Courses: ENGL 131 or 133H, ENGL 207, ENGL 407, ENGL 693H & 694H

Choose 5 from the fiction, poetry, nonfiction, or musical theatre options, or a combination of courses from those options and ENGL 307 ENGL 309 COMM 330 COMM 433 MEJO 356
About: This track will focus on the writing and analysis of song lyrics, collaborative songwriting (composer & lyricist teams), musical compositions, plays (with particular emphasis on scripting plays for music, musical revues, and book-musical uses) – in short, an emphasis on songs, music, and scripts intended for various sorts of concert, musical, and theatrical performances.

Courses: choose 5 from: ENGL 306, ENGL 308, ENGL 408, ENGL 409, ENGL 490 (in relevant topic), MUSC 166, MUSC 381, DRAM 231, DRAM 292

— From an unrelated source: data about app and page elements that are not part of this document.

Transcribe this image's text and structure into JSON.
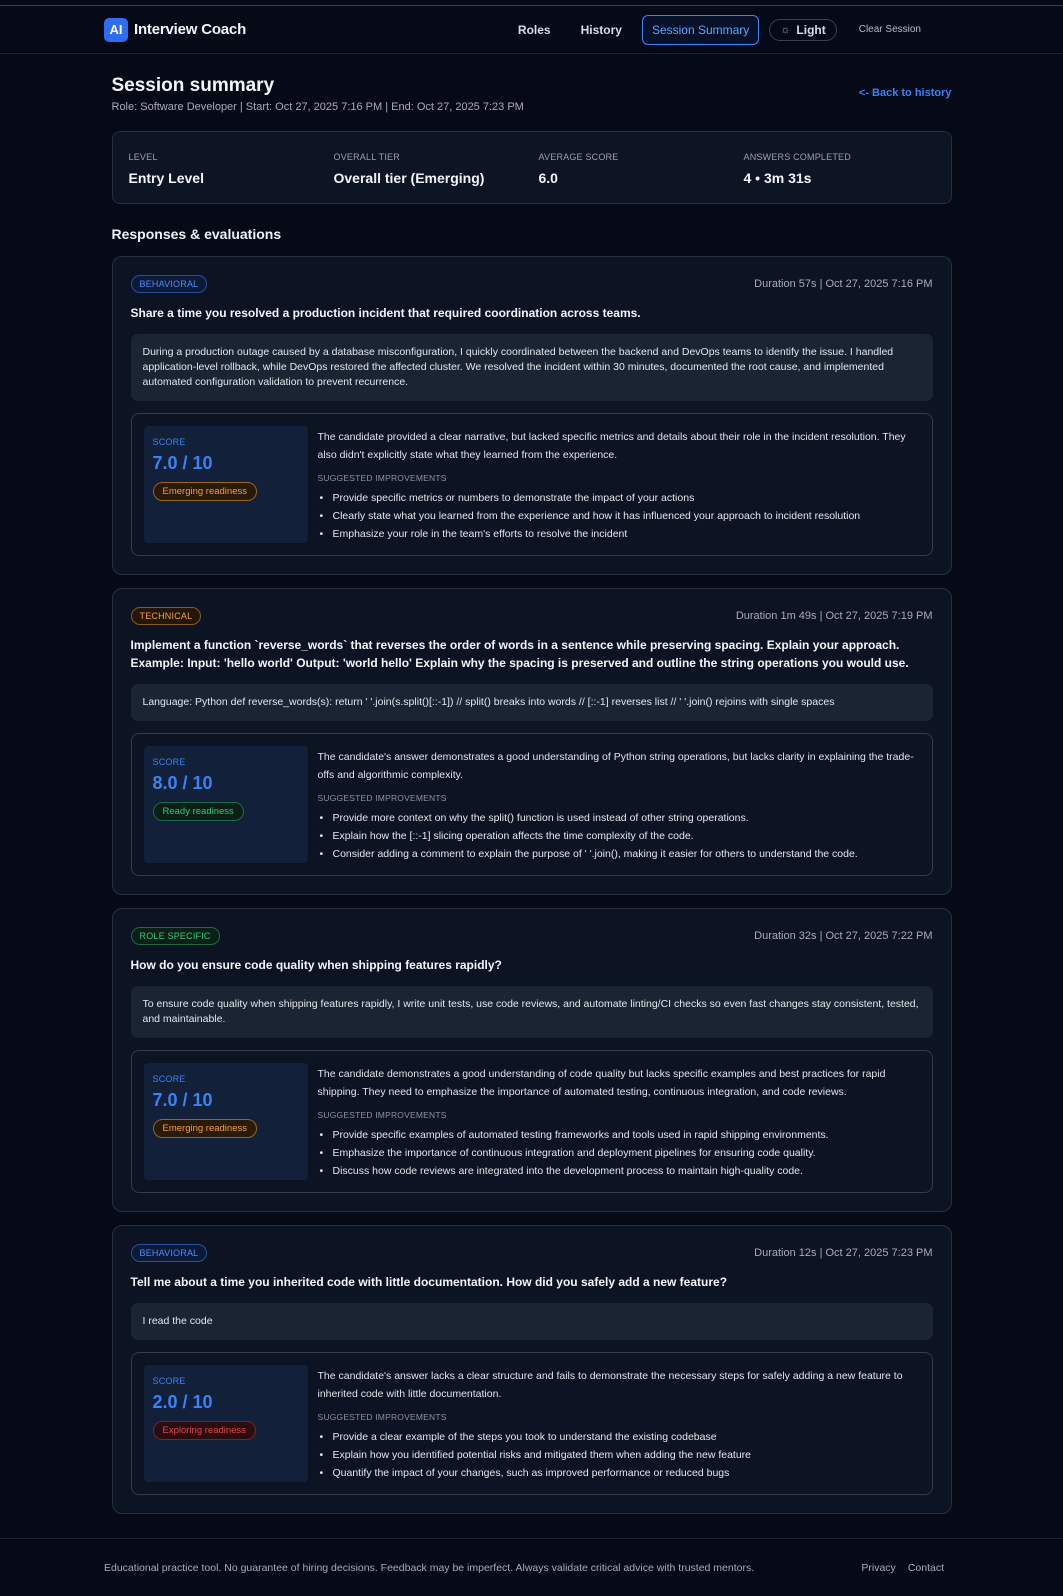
{
  "app": {
    "logo_text": "AI",
    "name": "Interview Coach"
  },
  "nav": {
    "roles": "Roles",
    "history": "History",
    "session_summary": "Session Summary",
    "theme": "Light",
    "clear": "Clear Session"
  },
  "summary": {
    "title": "Session summary",
    "meta": "Role: Software Developer | Start: Oct 27, 2025 7:16 PM | End: Oct 27, 2025 7:23 PM",
    "back": "<- Back to history",
    "stats": [
      {
        "label": "LEVEL",
        "value": "Entry Level"
      },
      {
        "label": "OVERALL TIER",
        "value": "Overall tier (Emerging)"
      },
      {
        "label": "AVERAGE SCORE",
        "value": "6.0"
      },
      {
        "label": "ANSWERS COMPLETED",
        "value": "4 • 3m 31s"
      }
    ]
  },
  "responses": {
    "title": "Responses & evaluations",
    "score_label": "SCORE",
    "improvements_label": "SUGGESTED IMPROVEMENTS",
    "items": [
      {
        "type": "BEHAVIORAL",
        "type_color": "blue",
        "duration": "Duration 57s | Oct 27, 2025 7:16 PM",
        "question": "Share a time you resolved a production incident that required coordination across teams.",
        "answer": "During a production outage caused by a database misconfiguration, I quickly coordinated between the backend and DevOps teams to identify the issue. I handled application-level rollback, while DevOps restored the affected cluster. We resolved the incident within 30 minutes, documented the root cause, and implemented automated configuration validation to prevent recurrence.",
        "score": "7.0 / 10",
        "readiness": "Emerging readiness",
        "readiness_color": "orange",
        "feedback": "The candidate provided a clear narrative, but lacked specific metrics and details about their role in the incident resolution. They also didn't explicitly state what they learned from the experience.",
        "improvements": [
          "Provide specific metrics or numbers to demonstrate the impact of your actions",
          "Clearly state what you learned from the experience and how it has influenced your approach to incident resolution",
          "Emphasize your role in the team's efforts to resolve the incident"
        ]
      },
      {
        "type": "TECHNICAL",
        "type_color": "orange",
        "duration": "Duration 1m 49s | Oct 27, 2025 7:19 PM",
        "question": "Implement a function `reverse_words` that reverses the order of words in a sentence while preserving spacing. Explain your approach. Example: Input: 'hello world' Output: 'world hello' Explain why the spacing is preserved and outline the string operations you would use.",
        "answer": "Language: Python def reverse_words(s): return ' '.join(s.split()[::-1]) // split() breaks into words // [::-1] reverses list // ' '.join() rejoins with single spaces",
        "score": "8.0 / 10",
        "readiness": "Ready readiness",
        "readiness_color": "green",
        "feedback": "The candidate's answer demonstrates a good understanding of Python string operations, but lacks clarity in explaining the trade-offs and algorithmic complexity.",
        "improvements": [
          "Provide more context on why the split() function is used instead of other string operations.",
          "Explain how the [::-1] slicing operation affects the time complexity of the code.",
          "Consider adding a comment to explain the purpose of ' '.join(), making it easier for others to understand the code."
        ]
      },
      {
        "type": "ROLE SPECIFIC",
        "type_color": "green",
        "duration": "Duration 32s | Oct 27, 2025 7:22 PM",
        "question": "How do you ensure code quality when shipping features rapidly?",
        "answer": "To ensure code quality when shipping features rapidly, I write unit tests, use code reviews, and automate linting/CI checks so even fast changes stay consistent, tested, and maintainable.",
        "score": "7.0 / 10",
        "readiness": "Emerging readiness",
        "readiness_color": "orange",
        "feedback": "The candidate demonstrates a good understanding of code quality but lacks specific examples and best practices for rapid shipping. They need to emphasize the importance of automated testing, continuous integration, and code reviews.",
        "improvements": [
          "Provide specific examples of automated testing frameworks and tools used in rapid shipping environments.",
          "Emphasize the importance of continuous integration and deployment pipelines for ensuring code quality.",
          "Discuss how code reviews are integrated into the development process to maintain high-quality code."
        ]
      },
      {
        "type": "BEHAVIORAL",
        "type_color": "blue",
        "duration": "Duration 12s | Oct 27, 2025 7:23 PM",
        "question": "Tell me about a time you inherited code with little documentation. How did you safely add a new feature?",
        "answer": "I read the code",
        "score": "2.0 / 10",
        "readiness": "Exploring readiness",
        "readiness_color": "red",
        "feedback": "The candidate's answer lacks a clear structure and fails to demonstrate the necessary steps for safely adding a new feature to inherited code with little documentation.",
        "improvements": [
          "Provide a clear example of the steps you took to understand the existing codebase",
          "Explain how you identified potential risks and mitigated them when adding the new feature",
          "Quantify the impact of your changes, such as improved performance or reduced bugs"
        ]
      }
    ]
  },
  "footer": {
    "disclaimer": "Educational practice tool. No guarantee of hiring decisions. Feedback may be imperfect. Always validate critical advice with trusted mentors.",
    "privacy": "Privacy",
    "contact": "Contact"
  }
}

About: Memoirs. Travelogues. Lyric Essays. Literary Journalism. Food Writing. Nature Writing. Testimonios. Whether you are conducting an internal excavation or an external investigation, creative nonfiction is your genre. In this track, we’ll start with an exploration of our own world: our childhoods and our families; our fans and our enemies; our lovers and our friends; our quirks, our fears, our desires. Next, we’ll investigate other worlds. Like roller derbies. Bail bond agencies. Halfway houses, carnivals, funeral parlors. Then we’ll create new worlds by reinterpreting the ordinary as extraordinary—through graphics, lyricism, mosaics, and objects lost and found. Along the way, we’ll read scintillating works that take risks both in content and in form, and then we’ll strive, strive, strive to do the same. In workshop, we will ask: Where is the pulse of this essay? How can it beat louder—or deeper? Should the story follow a classic rise-fall arc or be a fractured narrative with a scrambled chronology? And as we progress through the track, we will discuss ways of feeding ourselves as artists, both figuratively and literally. We will share our motivations and strategize on sustainable ways of funding our practice. For our ultimate goal is to build a community of life-long readers with whom we can continue trading work far after our Greenlaw Hall departure. So join us. Together, we will be pilgrims wandering the wilderness of memory. Arbiters of the dynamic Fourth Genre. We will elevate life into art. We will write words that matter.

Courses: ENGL 138 or ENGL 283, ENGL 208, ENGL 404, ENGL 693H & 694H

Choose 2 from:

    • Any courses in ENGL and/or CMPL (excluding first-year seminars)

    • Among these 10 required courses: no more than 2 can be outside ENGL/CMPL


    • Contact the Concentration Coordinator: Prof. Ross White,

Career Spotlight

Mary Pope Osborne

Author of children’s books, including the Magic Tree Series, Class 1971

“Long ago, in a poetry class in the English department at UNC, I gained the confidence to put thoughts and images on a page and share them with others. In that class, I began my love affair with the English language, with the magic and mystery of words. Since then, I’ve published over a hundred children’s books.”